Reporting by PMOI/MEK
Iran, August 31, 2021—Iranian regime president Ebrahim Raisi has replaced the long-time chief of the Atomic Energy Organization of Iran (AEOI) with Mohammad Eslami, a UN-blacklisted official who previously served as Minister of Road and Urbanization.
Salehi, who had been the face of the regime’s nuclear project since 2013, played a pivotal role in the nuclear negotiations that led to the 2015 Joint Comprehensive Plan of Action (JCPOA), the deal that allowed the regime to keep key parts of its nuclear program and preserve secret pathways to atomic bombs.
Although Eslami doesn’t have the academic credentials of his predecessor, he has played a pivotal role in shaping the regime’s nuclear weapons program. Eslami has ties to Iran’s military industry, having served as a deputy minister in the Defense Ministry’s research department from 2007 to 2017. He also served as the head of Educational and Research Institute at the Defense Industries from 2004 to 2007, and as deputy chief of the Aerospace Industries Organization from 2004 to 2005.
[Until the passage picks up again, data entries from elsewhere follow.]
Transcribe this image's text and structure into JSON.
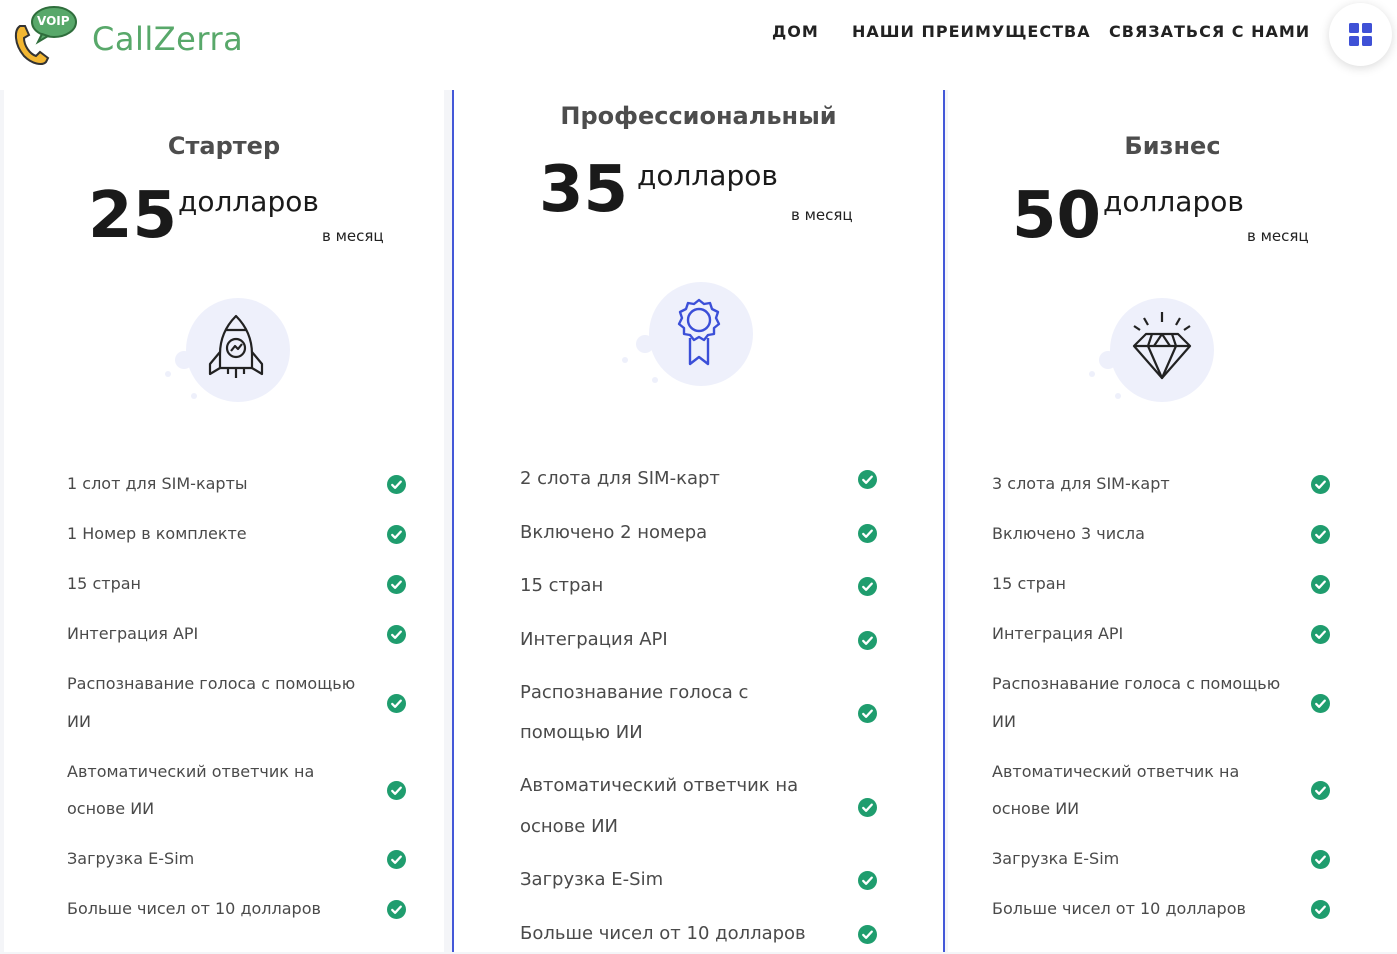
{
  "header": {
    "logo_badge": "VOIP",
    "logo_text": "CallZerra",
    "nav": [
      "ДОМ",
      "НАШИ ПРЕИМУЩЕСТВА",
      "СВЯЗАТЬСЯ С НАМИ"
    ],
    "menu_icon": "grid-icon"
  },
  "colors": {
    "accent": "#4458d8",
    "check": "#1f9d6e",
    "logo": "#58a86a",
    "icon_bg": "#eef0fb"
  },
  "plans": [
    {
      "name": "Стартер",
      "price": "25",
      "currency": "долларов",
      "period": "в месяц",
      "icon": "rocket-icon",
      "features": [
        "1 слот для SIM-карты",
        "1 Номер в комплекте",
        "15 стран",
        "Интеграция API",
        "Распознавание голоса с помощью",
        "ИИ",
        "Автоматический ответчик на",
        "основе ИИ",
        "Загрузка E-Sim",
        "Больше чисел от 10 долларов"
      ]
    },
    {
      "name": "Профессиональный",
      "price": "35",
      "currency": "долларов",
      "period": "в месяц",
      "icon": "award-ribbon-icon",
      "features": [
        "2 слота для SIM-карт",
        "Включено 2 номера",
        "15 стран",
        "Интеграция API",
        "Распознавание голоса с",
        "помощью ИИ",
        "Автоматический ответчик на",
        "основе ИИ",
        "Загрузка E-Sim",
        "Больше чисел от 10 долларов"
      ]
    },
    {
      "name": "Бизнес",
      "price": "50",
      "currency": "долларов",
      "period": "в месяц",
      "icon": "diamond-icon",
      "features": [
        "3 слота для SIM-карт",
        "Включено 3 числа",
        "15 стран",
        "Интеграция API",
        "Распознавание голоса с помощью",
        "ИИ",
        "Автоматический ответчик на",
        "основе ИИ",
        "Загрузка E-Sim",
        "Больше чисел от 10 долларов"
      ]
    }
  ]
}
Eslami’s also has deep ties with the Revolutionary Guards (IRGC), the military body that oversees the regime’s nuclear program. According to revelations made by the National Council of Resistance of Iran (NCRI), Eslami was a veteran member of the IRGC’s research directorate, and he was one of three regime officials who, in 1987, met with A. Q. Khan, the “father of Pakistan’s nuclear program.”
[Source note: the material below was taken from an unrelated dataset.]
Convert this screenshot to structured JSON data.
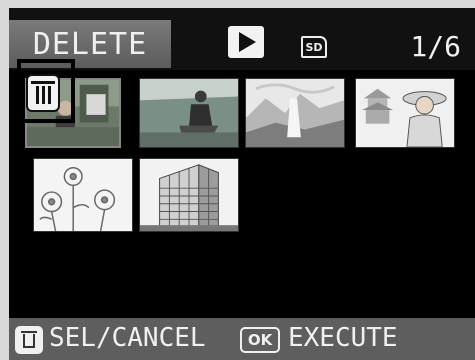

According to a 2005 report by the Los Angeles Times, “In 1987, Khan and two middlemen who had helped Pakistan build its bomb had sold centrifuge components and designs to Iran, which was embarking on its own secret nuclear program. The deal was finalized at a meeting in Dubai by two of Khan’s associates and three Iranians, one of whom was identified this week by an exile group as Mohammad Eslami, at the time a top official of the elite Revolutionary Guards. It is the first known transaction in what would mushroom into the world’s largest private proliferation network.”
In 2008, the United Nations slapped sanctions against Eslami for “being engaged in, directly associated with or providing support for Iran’s proliferation of sensitive nuclear activities or for the development of nuclear weapon delivery systems.”
The UN designation of Eslami was linked to his “involvement in procurement of prohibited items, goods, equipment, materials and technology.”
Fereydoon Abbasi, another blacklisted regime official who served as the head of AEOI from 2011 to 2013, praised Eslami for having “a very positive record in the fields of education, executive management at the national level and product research that led to materializing a product” and described his appointment as promising “the correct implementation of the nuclear strategies” of the regime.
Tweet by former AEOI chief Fereydoon Abbasi
The appointment of Eslami as the head of AEOI is significant for several reasons. First, he is now one of several officials who have been sanctioned for their role in the regime’s illicit activities. Second, with the departure of Salehi, the AEOI’s new head no longer has a legacy to preserve in the years of negotiation that led to the 2015 nuclear deal. This makes it easier for the regime to disown the previous rounds of negotiation and continue its breach of its commitments to the international community.
Eslami’s appointment comes at the heels of a series of moves by the regime to ramp up its uranium enrichment activities and avoiding to come clean on questions regarding the military dimensions of its nuclear program. So far, multiple rounds of negotiations in Vienna have failed to resolve the regime’s nuclear standoff and curb its nuclear ambitions.
With a government that is led by a human rights violator and a nuclear chief that has played a key role in kickstarting the regime’s nuclear weapons program, the West ought to heed warnings by politicians and experts that have underlined the dangers of showering the regime with concessions in hopes of having it respect its obligations to preserve world peace and security.